As out-of-control wildfires smudge skies across the Golden State with smoke once again, some local businesses are still working hard on recycling materials from areas of the North Bay that burned last fall.
In June, about nine months after the fires burned in the North Bay, Pruitt Industrial Park in Windsor in Sonoma County got its last official load of fire debris from an Army Corps of Engineers program, said Kristyn Byrne, the 30-acre park’s property manager.
For months, one of the park’s 40 tenants, Pacific Recycling Solutions, has been turning burned debris into useable building materials.
Owned by Nevada-based C&S Waste Solutions, the company, which also has operations in Lake County – was able to mobilize quickly in Sonoma County said Byrne, who is also a spokesperson for Pacific Recycling Solutions.

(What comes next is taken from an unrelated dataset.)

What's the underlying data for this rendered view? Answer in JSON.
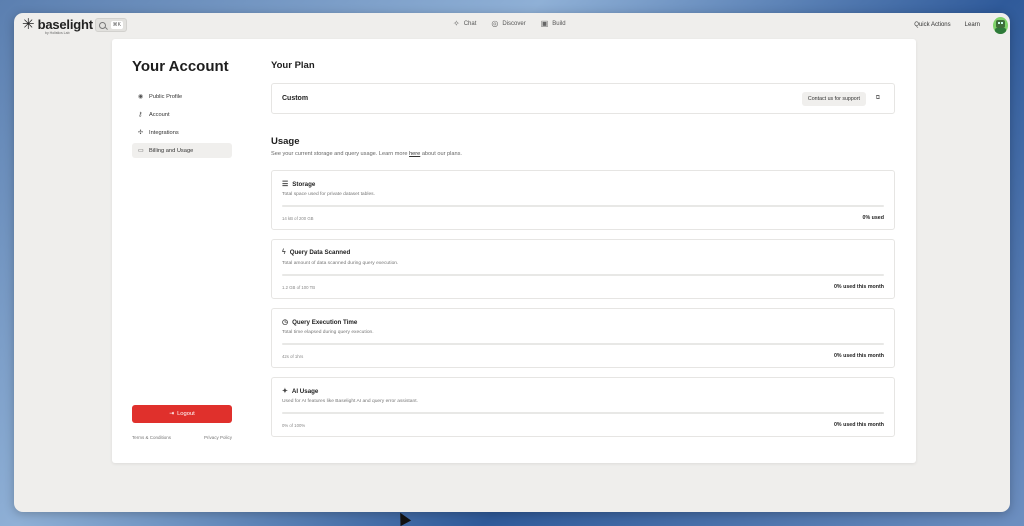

Starting in November, bulky concrete debris from the estimated 5,300 Sonoma County homes destroyed in last year’s fires was hauled to the Pruitt Industrial Park by trucking contractors hired by the Army Corps of Engineers, Byrne said. Stony Point Rock Quarry in Cotati was among other companies turning rubble into recyclable material.
Just to get the material to the Windsor recycling site was an unimaginably vast logistical effort, supervised by companies like Florida-based disaster relief specialist AshBritt Environmental. Its special Santa Rosa headquarters operated from October until June, hiring and training local contractors and truckers to help haul material, the volume of which weighed twice as much as the Golden Gate Bridge.
“It’s a very specialized kind of work. How do you manage two Golden Gate Bridges’ worth of debris?” said Gerardo Castillo, a spokesman for AshBritt.
AshBritt’s part of the hauling operation alone – 775,000 tons taken to recyclers like Pruitt Industrial Park or to landfill – required up to 550 trucks per day and employed more than 1,000 people, according to the Florida company.
CRUSHED CONCRETE FOR CRUSHED COMMUNITIES
“Large pieces of concrete recovered from the fires are broken up with a hydraulic breaker into smaller pieces. Those pieces are fed into a mobile rock crusher,” Byrne explained. “A final round of grinding produces ¾-inch recycled base rock that meets CalTrans specifications for reuse.”
Metal such as rebar is also separated out during the breaking up process. It too can be completely recycled.
While base rock can’t be used in building new house structures, it can be used under new sidewalks, roads, driveways and in the concrete pads underneath homes.
And doing the work locally helps in the rebuilding efforts – “sourcing new materials to rebuild is a major concern for the construction companies working to rebuild at a fast pace,” according to Byrne.
Material being fed into the crushers comes from home foundations, patios and driveways, and ultimately it will end up supporting new structures of those types as “CalTrans Spec 26 Class II base rock.”
The California Department of Transportation uses similar recycling procedures in breaking up old roads and highways for reuse as aggregate material underneath new asphalt.
Pacific Recycling set up its emergency response fire debris site at Pruitt Industrial Park just two weeks after the fires were contained, which required a massive logistical effort from the company. Scales for weighing trucks had to be built and housed in structures, while heavy equipment had to be bought or rented to handle the loads of material expected to arrive. Employees had to be hired to do the extra work, too.
Read more about the recovery from the October wildfires: nbbj.news/recovery